I think this last image, and Michel’s explanation of it, has stuck with me because it seems to be representative of what the artist was ultimately getting at with the performance. My take away: Yellow Towel is a play about the shame inducing anxiety brought on by the contemporary and historical expectations hoisted on black women.

This is what I specifically found in the piece. But talking with other audience members after the performance, it was clear there were many other ideas Yellow Towel generated. One audience member commented that he thought the piece was a memory of a day on an urban street corner. Another told me that people have seen Trayvon Martin in the piece. Another thought that it was an attempt to represent the memories of certain family members. Clearly, there was a lot going on in the performance, with many different aspects to think on and wonder about.

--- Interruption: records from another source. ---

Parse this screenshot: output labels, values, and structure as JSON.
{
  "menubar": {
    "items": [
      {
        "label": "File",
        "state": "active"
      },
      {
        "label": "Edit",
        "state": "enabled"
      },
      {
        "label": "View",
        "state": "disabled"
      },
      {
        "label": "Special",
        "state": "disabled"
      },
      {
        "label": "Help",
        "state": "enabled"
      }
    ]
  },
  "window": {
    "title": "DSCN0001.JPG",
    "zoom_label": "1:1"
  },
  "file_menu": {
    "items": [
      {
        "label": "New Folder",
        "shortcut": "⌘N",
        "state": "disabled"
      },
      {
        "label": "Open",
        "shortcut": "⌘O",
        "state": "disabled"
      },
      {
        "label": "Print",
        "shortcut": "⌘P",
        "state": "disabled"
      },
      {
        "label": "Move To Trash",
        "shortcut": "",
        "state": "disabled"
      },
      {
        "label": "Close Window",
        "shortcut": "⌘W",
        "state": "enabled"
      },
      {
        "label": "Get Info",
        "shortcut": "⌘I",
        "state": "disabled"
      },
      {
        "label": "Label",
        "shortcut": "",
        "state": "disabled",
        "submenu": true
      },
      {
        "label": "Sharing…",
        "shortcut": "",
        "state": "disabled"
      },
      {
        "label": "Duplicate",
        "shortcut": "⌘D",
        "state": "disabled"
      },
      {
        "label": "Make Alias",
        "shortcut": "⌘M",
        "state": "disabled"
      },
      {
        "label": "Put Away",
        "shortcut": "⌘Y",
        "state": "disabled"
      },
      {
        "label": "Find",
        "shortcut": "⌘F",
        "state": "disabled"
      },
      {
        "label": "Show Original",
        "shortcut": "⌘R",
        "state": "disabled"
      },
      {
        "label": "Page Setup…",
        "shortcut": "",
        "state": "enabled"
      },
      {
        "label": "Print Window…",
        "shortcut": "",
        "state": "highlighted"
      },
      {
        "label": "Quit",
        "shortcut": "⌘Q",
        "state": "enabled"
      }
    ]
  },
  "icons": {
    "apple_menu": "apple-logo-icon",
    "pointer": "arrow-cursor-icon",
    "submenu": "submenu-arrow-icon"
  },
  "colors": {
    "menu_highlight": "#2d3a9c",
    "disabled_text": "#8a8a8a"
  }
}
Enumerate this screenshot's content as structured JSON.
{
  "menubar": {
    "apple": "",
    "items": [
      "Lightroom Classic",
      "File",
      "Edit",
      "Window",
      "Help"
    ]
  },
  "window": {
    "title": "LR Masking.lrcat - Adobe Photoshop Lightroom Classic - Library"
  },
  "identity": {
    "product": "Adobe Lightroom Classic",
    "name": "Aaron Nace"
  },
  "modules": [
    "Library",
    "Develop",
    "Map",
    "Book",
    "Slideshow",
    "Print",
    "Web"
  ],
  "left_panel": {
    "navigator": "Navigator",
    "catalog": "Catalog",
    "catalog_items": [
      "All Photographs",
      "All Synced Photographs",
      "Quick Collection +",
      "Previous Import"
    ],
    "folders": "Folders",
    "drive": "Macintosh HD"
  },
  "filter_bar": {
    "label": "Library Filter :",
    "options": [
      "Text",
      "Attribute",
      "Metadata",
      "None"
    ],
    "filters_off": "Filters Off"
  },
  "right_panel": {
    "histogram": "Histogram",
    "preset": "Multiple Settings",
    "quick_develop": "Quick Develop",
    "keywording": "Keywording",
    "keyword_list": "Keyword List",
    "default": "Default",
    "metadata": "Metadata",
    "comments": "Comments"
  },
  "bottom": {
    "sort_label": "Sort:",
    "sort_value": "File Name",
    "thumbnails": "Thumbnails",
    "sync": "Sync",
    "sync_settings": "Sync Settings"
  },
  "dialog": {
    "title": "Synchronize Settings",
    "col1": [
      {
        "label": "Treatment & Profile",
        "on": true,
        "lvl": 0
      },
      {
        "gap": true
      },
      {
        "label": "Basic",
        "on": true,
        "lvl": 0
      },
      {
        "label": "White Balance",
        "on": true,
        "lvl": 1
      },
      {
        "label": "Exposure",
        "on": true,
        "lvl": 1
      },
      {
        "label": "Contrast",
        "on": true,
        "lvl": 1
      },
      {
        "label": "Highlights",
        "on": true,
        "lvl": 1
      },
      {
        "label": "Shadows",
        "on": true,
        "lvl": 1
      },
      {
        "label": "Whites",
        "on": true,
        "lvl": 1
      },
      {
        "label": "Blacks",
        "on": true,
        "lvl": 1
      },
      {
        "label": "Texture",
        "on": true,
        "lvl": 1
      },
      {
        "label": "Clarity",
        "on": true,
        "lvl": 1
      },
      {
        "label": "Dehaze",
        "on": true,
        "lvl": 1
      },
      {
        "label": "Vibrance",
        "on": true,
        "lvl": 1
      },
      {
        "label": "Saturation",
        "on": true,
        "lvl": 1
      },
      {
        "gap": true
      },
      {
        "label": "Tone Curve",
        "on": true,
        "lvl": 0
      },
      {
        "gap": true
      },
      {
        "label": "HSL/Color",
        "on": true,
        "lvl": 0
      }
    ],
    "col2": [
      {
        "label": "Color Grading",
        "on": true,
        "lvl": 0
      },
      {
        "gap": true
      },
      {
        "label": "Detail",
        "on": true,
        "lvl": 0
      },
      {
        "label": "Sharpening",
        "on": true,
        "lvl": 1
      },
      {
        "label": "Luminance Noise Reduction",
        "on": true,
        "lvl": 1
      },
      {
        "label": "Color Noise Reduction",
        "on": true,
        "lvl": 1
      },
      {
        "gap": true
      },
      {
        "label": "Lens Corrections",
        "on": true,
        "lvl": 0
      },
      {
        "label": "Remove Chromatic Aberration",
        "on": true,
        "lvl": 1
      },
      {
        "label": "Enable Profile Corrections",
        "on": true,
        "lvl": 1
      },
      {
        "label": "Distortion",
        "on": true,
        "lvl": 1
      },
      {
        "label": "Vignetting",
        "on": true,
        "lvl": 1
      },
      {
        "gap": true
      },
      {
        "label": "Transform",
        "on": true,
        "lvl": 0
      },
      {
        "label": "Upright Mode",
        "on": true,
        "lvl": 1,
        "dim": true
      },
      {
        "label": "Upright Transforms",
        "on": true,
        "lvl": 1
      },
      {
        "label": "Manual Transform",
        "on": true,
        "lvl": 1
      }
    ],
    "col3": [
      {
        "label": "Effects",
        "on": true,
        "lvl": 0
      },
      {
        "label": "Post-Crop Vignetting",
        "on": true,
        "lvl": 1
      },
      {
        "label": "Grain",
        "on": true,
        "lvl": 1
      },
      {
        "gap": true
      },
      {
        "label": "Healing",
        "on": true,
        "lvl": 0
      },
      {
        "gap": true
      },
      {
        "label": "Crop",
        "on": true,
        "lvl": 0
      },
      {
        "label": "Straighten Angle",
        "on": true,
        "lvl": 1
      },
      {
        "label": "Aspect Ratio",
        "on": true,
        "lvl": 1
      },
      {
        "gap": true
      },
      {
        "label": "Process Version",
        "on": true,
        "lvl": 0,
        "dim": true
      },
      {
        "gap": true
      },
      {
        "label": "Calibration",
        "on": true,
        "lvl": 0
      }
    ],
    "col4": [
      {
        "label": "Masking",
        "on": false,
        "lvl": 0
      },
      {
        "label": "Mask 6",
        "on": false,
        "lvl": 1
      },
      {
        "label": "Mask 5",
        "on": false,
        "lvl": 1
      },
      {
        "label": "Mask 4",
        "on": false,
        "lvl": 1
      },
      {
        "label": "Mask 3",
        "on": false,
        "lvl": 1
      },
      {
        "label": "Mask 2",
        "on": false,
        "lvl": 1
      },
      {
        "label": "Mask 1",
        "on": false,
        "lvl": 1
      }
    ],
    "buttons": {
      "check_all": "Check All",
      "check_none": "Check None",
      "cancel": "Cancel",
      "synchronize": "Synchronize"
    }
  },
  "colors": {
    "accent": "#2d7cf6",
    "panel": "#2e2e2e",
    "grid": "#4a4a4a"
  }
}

A commonality amongst audience members were feelings of frustration and discomfort as the piece progressed. The piece lacked a starting note. With the house lights still on, Michel entered unceremoniously, dressed all in black—black hoodie, black pants—and proceeded to speak inaudibly, moving across the stage embodying (both accurately and poetically) what I assumed to be a homeless addict. Michel would begin an uncomfortable ritual of sorts, spreading a white substance across her face. She lounged on a white cushion (the set was essentially all made up by white pieces), sloppily drinking milk and pouring it down her chin. All the while, Michel sputtered words and unfinished sentences. Twenty minutes into the piece, the house lights were still on (they remained so), the space was still silent aside from Michel’s mumblings, and it was clear that viewers were getting restless.

The piece progressed from there as Michel shifted and changed costumes, becoming at one point what I thought to be herself from childhood, eating and spitting out food items such as bananas and white crackers. Then perhaps progressing further on into life (a teenager maybe?), Michel played out a phone conversation with an aunt or grandmother who was teaching her how to make a baked crisp. Then, Michel revealed a blonde wig that she attempted to brush with an afro-pick before attaching it to her own hair.

Music was eventually incorporated in the performance as well as a couple light cues, but these seemed out of place compared to the overall starkness of the piece so far. My audience companion noted after the show that he was puzzled by the sound choices. "It was all so much, but also not enough," he said.

This might be a fitting critique of Yellow Towel on a whole. For some audience members, the show was “so much”—perhaps too much. I noted five walk-outs during the piece. I can’t recall the last time I saw audience members walk out on a performance in Portland. And yet in the end, Michel received a standing ovation from many of the remaining audience members. The show was meant to be challenging, to show you too much, to get under and into your skin, so that you might have a reaction. Some would say that this is the exact point of performance art.

But was the piece also not enough? I found that I wanted more communication between performer and audience—something to help us steer our way towards the artist’s statement. That said, I naturally look for sign posts and narrative when watching any kind of performance, and I don’t know if this is what Dana Michel was getting at with the feelings of confusion prompted by her piece. I left believing that Michel was after that reaction in Yellow Towel. The question that still remains for me, however, is if that intentionality is something that most audience members picked up on.

Further reading:
With Beyoncé and Blue Paint, Ten Tiny Dances' Triumphant Return to TBA
Reckoning with Tyondai Braxton's Restless Synths
Confronting the Audience in Keyon Gaskin's Its Not a Thing at BodyVox
Pictures of the Moon with Teeth: TBA's Visual Art Tackles Spirits and Space
B-Boys Deconstruct Gender in Amy O'Neal's Opposing Forces
Dynasty Handbag's Delusions and Grandeur